mixcloud mediafire tracklisting

if you really hate rap then don't click and just help the people in the post below.

Pop-up River Runs Through the Mission

If you haven't left the house yet, things are particularly soggy this A.M.  Reader Ert O'hara writes in from 14th and Valencia:

Things are a little hectic this morning. Poor Carlin's Cafe on the corner there got flooded. 

18th and Mission outside of Duc Loi Supermarket was also starting to fill up around 8:30am, although not nearly as badly as Valencia.

But 18th Street had it the worst, with Delfina's Craig Stoll tweeting, “Flood on 18th st this morning. Good thing our chef brian is from New Orleans. Didn't have to call national guard.”

Of course, a little bit of history explains what was going on.  As seen in 1860, this part of the Mission was a river then know as Mission Creek, which bubbles up and reveals itself every couple of years when the drainage fills up:

And Burrito Justice maps out the depth of the old waterfront:

Happy swimming.

Then they came for the nudes…

I warned of the slippery, oiled-up slope we were on back in April. Now the city's verdict is clear: your genitals must be shamefully concealed from sight as G-d intended.

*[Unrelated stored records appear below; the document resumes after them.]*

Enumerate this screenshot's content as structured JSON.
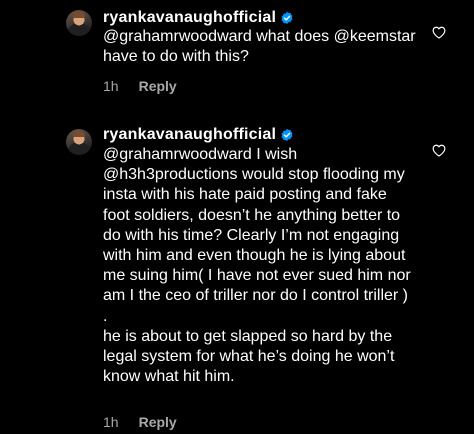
{
  "comments": [
    {
      "username": "ryankavanaughofficial",
      "text": "@grahamrwoodward what does @keemstar have to do with this?",
      "time": "1h",
      "reply_label": "Reply"
    },
    {
      "username": "ryankavanaughofficial",
      "text": "@grahamrwoodward I wish @h3h3productions would stop flooding my insta with his hate paid posting and fake foot soldiers, doesn’t he anything better to do with his time? Clearly I’m not engaging with him and even though he is lying about me suing him( I have not ever sued him nor am I the ceo of triller nor do I control triller ) .\nhe is about to get slapped so hard by the legal system for what he’s doing he won’t know what hit him.",
      "time": "1h",
      "reply_label": "Reply"
    }
  ],
  "colors": {
    "background": "#000000",
    "text": "#ffffff",
    "muted": "#a8a8a8",
    "verified": "#0095f6"
  },
  "icons": {
    "verified": "verified-badge-icon",
    "like": "heart-outline-icon"
  }
}
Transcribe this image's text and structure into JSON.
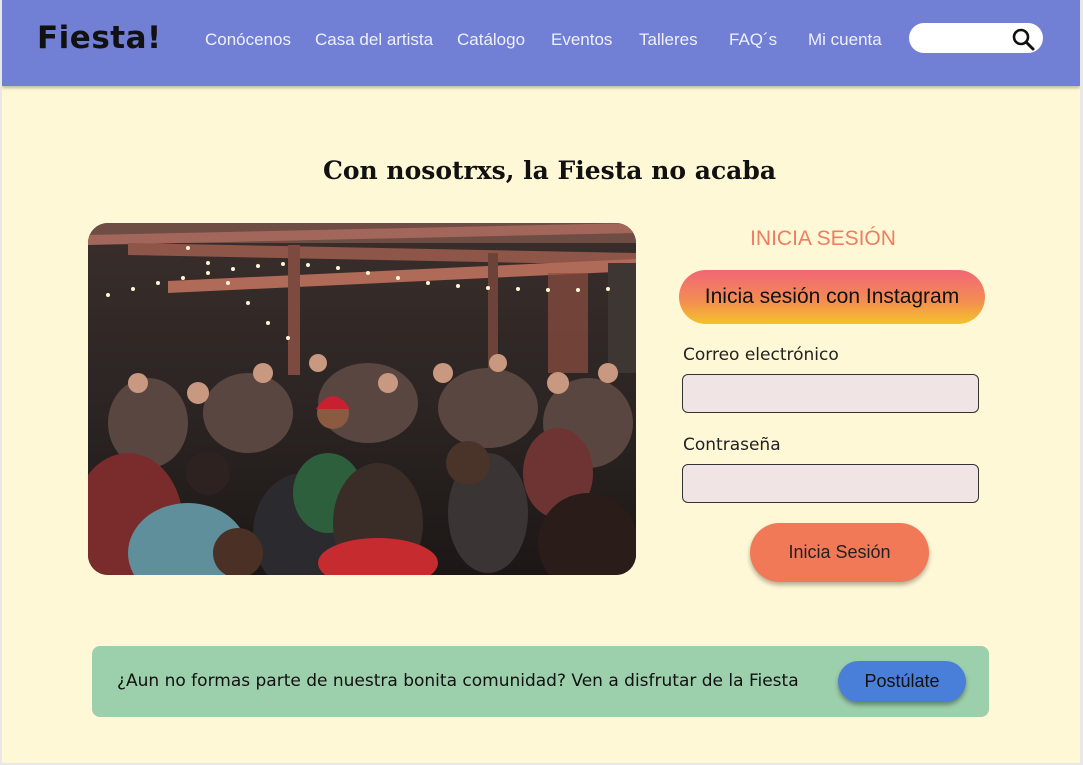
{
  "header": {
    "logo": "Fiesta!",
    "nav": [
      "Conócenos",
      "Casa del artista",
      "Catálogo",
      "Eventos",
      "Talleres",
      "FAQ´s",
      "Mi cuenta"
    ],
    "search": {
      "value": "",
      "placeholder": "",
      "icon": "search-icon"
    }
  },
  "main": {
    "headline": "Con nosotrxs, la Fiesta no acaba",
    "photo": {
      "icon": "party-crowd-photo"
    },
    "login": {
      "title": "INICIA SESIÓN",
      "instagram_button": "Inicia sesión con Instagram",
      "email_label": "Correo electrónico",
      "email_value": "",
      "password_label": "Contraseña",
      "password_value": "",
      "submit_button": "Inicia Sesión"
    }
  },
  "banner": {
    "text": "¿Aun no formas parte de nuestra bonita comunidad? Ven a disfrutar de la Fiesta",
    "button": "Postúlate"
  },
  "colors": {
    "page_bg": "#fef8d6",
    "header_bg": "#717fd4",
    "accent": "#f27957",
    "banner_bg": "#9ccfab",
    "apply_button": "#4a7fd9"
  }
}
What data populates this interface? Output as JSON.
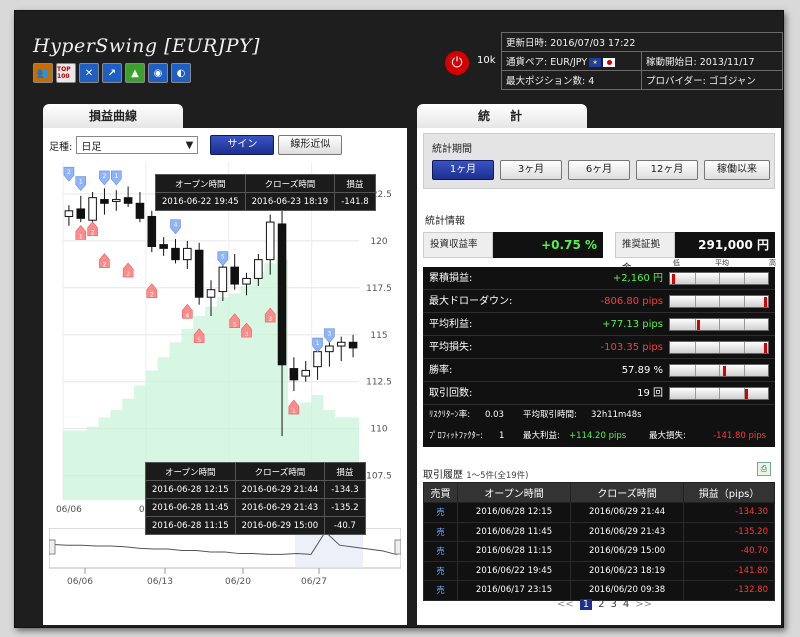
{
  "app": {
    "title": "HyperSwing [EURJPY]"
  },
  "header_icons": [
    {
      "name": "people-icon",
      "glyph": "👥",
      "color": "#c86c00"
    },
    {
      "name": "top100-icon",
      "glyph": "TOP 100",
      "color": "#e8e8e8"
    },
    {
      "name": "shuffle-icon",
      "glyph": "✕",
      "color": "#1e5fc4"
    },
    {
      "name": "chart-up-icon",
      "glyph": "↗",
      "color": "#1e5fc4"
    },
    {
      "name": "tree-icon",
      "glyph": "▲",
      "color": "#3aa12c"
    },
    {
      "name": "dial-icon",
      "glyph": "◉",
      "color": "#1e5fc4"
    },
    {
      "name": "globe-icon",
      "glyph": "◐",
      "color": "#1e5fc4"
    }
  ],
  "account": {
    "capital": "10k"
  },
  "info": {
    "updated_label": "更新日時:",
    "updated_value": "2016/07/03 17:22",
    "pair_label": "通貨ペア:",
    "pair_value": "EUR/JPY",
    "start_label": "稼動開始日:",
    "start_value": "2013/11/17",
    "maxpos_label": "最大ポジション数:",
    "maxpos_value": "4",
    "provider_label": "プロバイダー:",
    "provider_value": "ゴゴジャン"
  },
  "left": {
    "tab": "損益曲線",
    "period_label": "足種:",
    "period_value": "日足",
    "sign_button": "サイン",
    "trend_button": "線形近似",
    "tooltip_top": {
      "h1": "オープン時間",
      "h2": "クローズ時間",
      "h3": "損益",
      "open": "2016-06-22 19:45",
      "close": "2016-06-23 18:19",
      "pl": "-141.8"
    },
    "tooltip_bottom": {
      "h1": "オープン時間",
      "h2": "クローズ時間",
      "h3": "損益",
      "rows": [
        {
          "open": "2016-06-28 12:15",
          "close": "2016-06-29 21:44",
          "pl": "-134.3"
        },
        {
          "open": "2016-06-28 11:45",
          "close": "2016-06-29 21:43",
          "pl": "-135.2"
        },
        {
          "open": "2016-06-28 11:15",
          "close": "2016-06-29 15:00",
          "pl": "-40.7"
        }
      ]
    }
  },
  "chart_data": {
    "type": "candlestick",
    "title": "",
    "x_labels": [
      "06/06",
      "06/13",
      "06/20",
      "06/27"
    ],
    "y_ticks": [
      107.5,
      110,
      112.5,
      115,
      117.5,
      120,
      122.5
    ],
    "ylim": [
      106.2,
      124.2
    ],
    "grid": true,
    "candles": [
      {
        "o": 121.3,
        "h": 121.9,
        "l": 120.8,
        "c": 121.6
      },
      {
        "o": 121.7,
        "h": 122.4,
        "l": 121.0,
        "c": 121.2
      },
      {
        "o": 121.1,
        "h": 122.6,
        "l": 120.5,
        "c": 122.3
      },
      {
        "o": 122.2,
        "h": 122.8,
        "l": 121.4,
        "c": 122.0
      },
      {
        "o": 122.1,
        "h": 122.7,
        "l": 121.6,
        "c": 122.2
      },
      {
        "o": 122.3,
        "h": 122.9,
        "l": 121.8,
        "c": 122.0
      },
      {
        "o": 122.0,
        "h": 122.6,
        "l": 121.0,
        "c": 121.2
      },
      {
        "o": 121.3,
        "h": 121.6,
        "l": 119.4,
        "c": 119.7
      },
      {
        "o": 119.8,
        "h": 120.2,
        "l": 119.2,
        "c": 119.6
      },
      {
        "o": 119.6,
        "h": 120.1,
        "l": 118.8,
        "c": 119.0
      },
      {
        "o": 119.0,
        "h": 120.0,
        "l": 118.5,
        "c": 119.6
      },
      {
        "o": 119.5,
        "h": 119.9,
        "l": 116.6,
        "c": 117.0
      },
      {
        "o": 117.0,
        "h": 117.9,
        "l": 116.0,
        "c": 117.4
      },
      {
        "o": 117.3,
        "h": 118.8,
        "l": 116.8,
        "c": 118.6
      },
      {
        "o": 118.6,
        "h": 119.3,
        "l": 117.4,
        "c": 117.7
      },
      {
        "o": 117.7,
        "h": 118.3,
        "l": 117.1,
        "c": 118.0
      },
      {
        "o": 118.0,
        "h": 119.3,
        "l": 117.6,
        "c": 119.0
      },
      {
        "o": 119.0,
        "h": 121.4,
        "l": 118.2,
        "c": 121.0
      },
      {
        "o": 120.9,
        "h": 121.9,
        "l": 109.6,
        "c": 113.4
      },
      {
        "o": 113.2,
        "h": 113.8,
        "l": 112.0,
        "c": 112.6
      },
      {
        "o": 112.8,
        "h": 113.6,
        "l": 112.5,
        "c": 113.1
      },
      {
        "o": 113.3,
        "h": 114.4,
        "l": 112.6,
        "c": 114.1
      },
      {
        "o": 114.1,
        "h": 115.0,
        "l": 113.3,
        "c": 114.4
      },
      {
        "o": 114.4,
        "h": 114.9,
        "l": 113.6,
        "c": 114.6
      },
      {
        "o": 114.6,
        "h": 115.0,
        "l": 113.8,
        "c": 114.3
      }
    ],
    "equity_area_top": [
      109.9,
      109.9,
      110.1,
      110.6,
      111.0,
      111.6,
      112.3,
      113.1,
      113.8,
      114.6,
      115.3,
      116.0,
      116.5,
      117.0,
      117.2,
      117.6,
      118.3,
      118.8,
      119.0,
      111.2,
      111.4,
      111.8,
      111.0,
      110.6,
      110.6
    ],
    "signals": [
      {
        "i": 0,
        "y": 123.5,
        "kind": "buy",
        "label": "2"
      },
      {
        "i": 1,
        "y": 123.0,
        "kind": "buy",
        "label": "1"
      },
      {
        "i": 3,
        "y": 123.3,
        "kind": "buy",
        "label": "2"
      },
      {
        "i": 4,
        "y": 123.3,
        "kind": "buy",
        "label": "1"
      },
      {
        "i": 1,
        "y": 120.5,
        "kind": "sell",
        "label": "1"
      },
      {
        "i": 2,
        "y": 120.7,
        "kind": "sell",
        "label": "2"
      },
      {
        "i": 3,
        "y": 119.0,
        "kind": "sell",
        "label": "2"
      },
      {
        "i": 5,
        "y": 118.5,
        "kind": "sell",
        "label": "2"
      },
      {
        "i": 7,
        "y": 117.4,
        "kind": "sell",
        "label": "2"
      },
      {
        "i": 9,
        "y": 120.7,
        "kind": "buy",
        "label": "4"
      },
      {
        "i": 10,
        "y": 116.3,
        "kind": "sell",
        "label": "4"
      },
      {
        "i": 11,
        "y": 115.0,
        "kind": "sell",
        "label": "5"
      },
      {
        "i": 13,
        "y": 119.0,
        "kind": "buy",
        "label": "5"
      },
      {
        "i": 14,
        "y": 115.8,
        "kind": "sell",
        "label": "5"
      },
      {
        "i": 15,
        "y": 115.3,
        "kind": "sell",
        "label": "3"
      },
      {
        "i": 17,
        "y": 116.1,
        "kind": "sell",
        "label": "3"
      },
      {
        "i": 19,
        "y": 111.2,
        "kind": "sell",
        "label": "1"
      },
      {
        "i": 21,
        "y": 114.4,
        "kind": "buy",
        "label": "1"
      },
      {
        "i": 22,
        "y": 114.9,
        "kind": "buy",
        "label": "3"
      }
    ],
    "nav_series": [
      0.62,
      0.6,
      0.6,
      0.58,
      0.58,
      0.56,
      0.52,
      0.5,
      0.5,
      0.46,
      0.46,
      0.42,
      0.42,
      0.38,
      0.38,
      0.36,
      0.36,
      0.38,
      0.36,
      0.95,
      0.6,
      0.55,
      0.5,
      0.45,
      0.35
    ]
  },
  "right": {
    "tab": "統　計",
    "period_title": "統計期間",
    "period_buttons": [
      "1ヶ月",
      "3ヶ月",
      "6ヶ月",
      "12ヶ月",
      "稼働以来"
    ],
    "stat_title": "統計情報",
    "roi_label": "投資収益率",
    "roi_value": "+0.75 %",
    "margin_label": "推奨証拠金",
    "margin_value": "291,000 円",
    "scale_low": "低",
    "scale_mid": "平均",
    "scale_high": "高",
    "stats": [
      {
        "label": "累積損益:",
        "value": "+2,160 円",
        "color": "green",
        "marker": 0.02
      },
      {
        "label": "最大ドローダウン:",
        "value": "-806.80 pips",
        "color": "red",
        "marker": 0.98
      },
      {
        "label": "平均利益:",
        "value": "+77.13 pips",
        "color": "green",
        "marker": 0.28
      },
      {
        "label": "平均損失:",
        "value": "-103.35 pips",
        "color": "red",
        "marker": 0.98
      },
      {
        "label": "勝率:",
        "value": "57.89 %",
        "color": "white",
        "marker": 0.55
      },
      {
        "label": "取引回数:",
        "value": "19 回",
        "color": "white",
        "marker": 0.78
      }
    ],
    "extra1": {
      "rr_label": "ﾘｽｸﾘﾀｰﾝ率:",
      "rr_value": "0.03",
      "avg_label": "平均取引時間:",
      "avg_value": "32h11m48s"
    },
    "extra2": {
      "pf_label": "ﾌﾟﾛﾌｨｯﾄﾌｧｸﾀｰ:",
      "pf_value": "1",
      "maxwin_label": "最大利益:",
      "maxwin_value": "+114.20 pips",
      "maxloss_label": "最大損失:",
      "maxloss_value": "-141.80 pips"
    },
    "history_title": "取引履歴",
    "history_sub": "1～5件(全19件)",
    "history_headers": [
      "売買",
      "オープン時間",
      "クローズ時間",
      "損益（pips）"
    ],
    "history": [
      {
        "side": "売",
        "open": "2016/06/28 12:15",
        "close": "2016/06/29 21:44",
        "pl": "-134.30"
      },
      {
        "side": "売",
        "open": "2016/06/28 11:45",
        "close": "2016/06/29 21:43",
        "pl": "-135.20"
      },
      {
        "side": "売",
        "open": "2016/06/28 11:15",
        "close": "2016/06/29 15:00",
        "pl": "-40.70"
      },
      {
        "side": "売",
        "open": "2016/06/22 19:45",
        "close": "2016/06/23 18:19",
        "pl": "-141.80"
      },
      {
        "side": "売",
        "open": "2016/06/17 23:15",
        "close": "2016/06/20 09:38",
        "pl": "-132.80"
      }
    ],
    "pager": {
      "prev": "<<",
      "pages": [
        "1",
        "2",
        "3",
        "4"
      ],
      "next": ">>"
    }
  },
  "colors": {
    "accent": "#1d2f8f",
    "profit": "#56f04e",
    "loss": "#ff3a3a",
    "buy_signal": "#8fb4ff",
    "sell_signal": "#ff8a8a",
    "equity": "#c6f3d9"
  }
}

Put them away and think of the children for once!

Nudist's last stand, San Francisco 2012